                One of a mother's greatest fears is that we don't know what we are doing and that we are going to mess up. We worry that we are the only ones who either didn't get the secret "How to be an Amazing Mom" handbook, or even worse, that there is no handbook, and we are the only ones who have no idea what we are doing. Even after 6 children, I still feel clueless. As if parenthood wasn't hard enough, each child is so different that the parenting tactics that were so effective with one child are suddenly worthless with the next.
    But I found a secret weapon!
            As a teenager, I had a rather grim opinion of motherhood. I figured it was something women just did to be normal. It was just part of life. I wasn't able to see any benefits to motherhood but I could see a ton of negatives.

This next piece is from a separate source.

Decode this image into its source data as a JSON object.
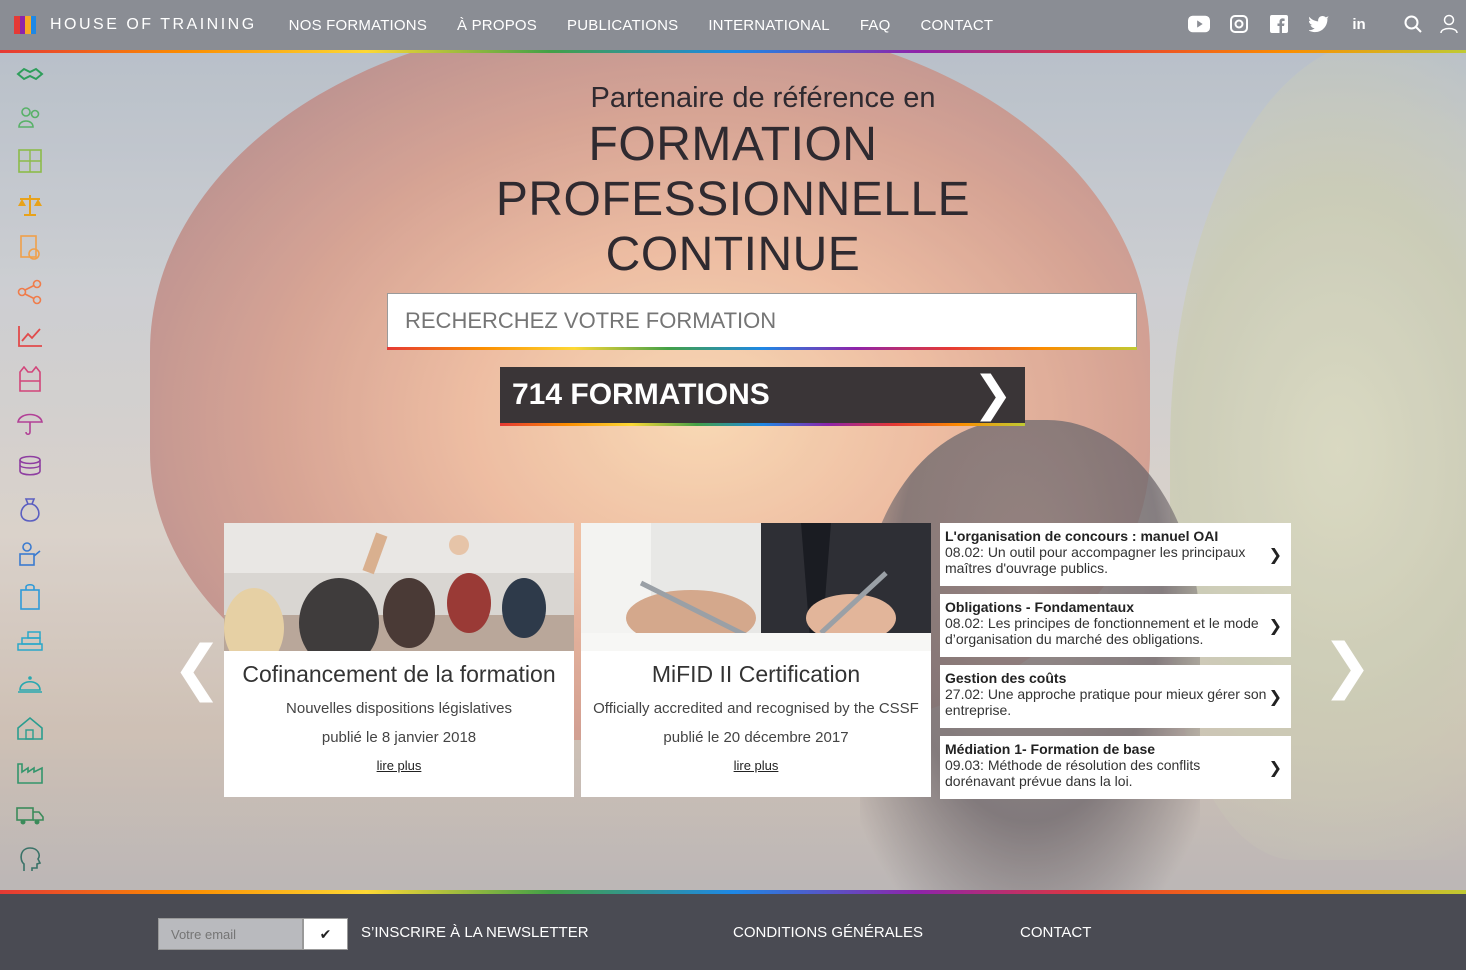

           There was a woman at my church who had eight children.  I'll call her Mrs. S. Her oldest was my age. With my bleak outlook on parenting as a whole, I had a rather poor opinion of her as a person. I figured that no sane person would purposely have nine children and that she must not have been educated enough to know about birth control. Fast forward four years and I was lost in the throws of motherhood, the only one of my friends married and the first to have a baby. When my daughter was 3 months old, Mrs. S had baby number 9. She called me up out of the blue one day and asked me to come over and give her some advice. Of course, I was very confused as to what advice me, a new mom, could possibly give to someone with so much more experience. When I arrived at her home and we finished oohing and aahing over each others babies, she told me about some problems she was having breastfeeding and wanted to know if I had any ideas.
           Over the last 8 years, Mrs. S has become one of my closest friends and greatest resources. I visit her weekly if possible. Every one of her children are not only well behaved, kind, and successful in their own right, but each one of them knows how much their parents love them.  Our girls have become best friends and even my son has found friendship with her sons. I soak up every bit of advice she has to give and watch her every move. I ask questions about about how and why she does things. I share my experiences with her and see if there is any way to put her parenting tactics to use in my own home. She helps me work through problems by giving me a spectators point of view.
           There are many other mothers in my life that I constantly preen advice from. I question all of them without judgement and take what advice I think will work for my family. I found that that is my secret "How To be an Amazing Mom", handbook: my collections of friends and their advice.
         That day eight years before had been more for my benefit then for Mrs. S. By asking for my help, Mrs. S had given me my first bit of self esteem as a mother. She made me feel that I had something to give, that maybe, just maybe, I might know how to be a mom. I hope to be able to pass on the favor.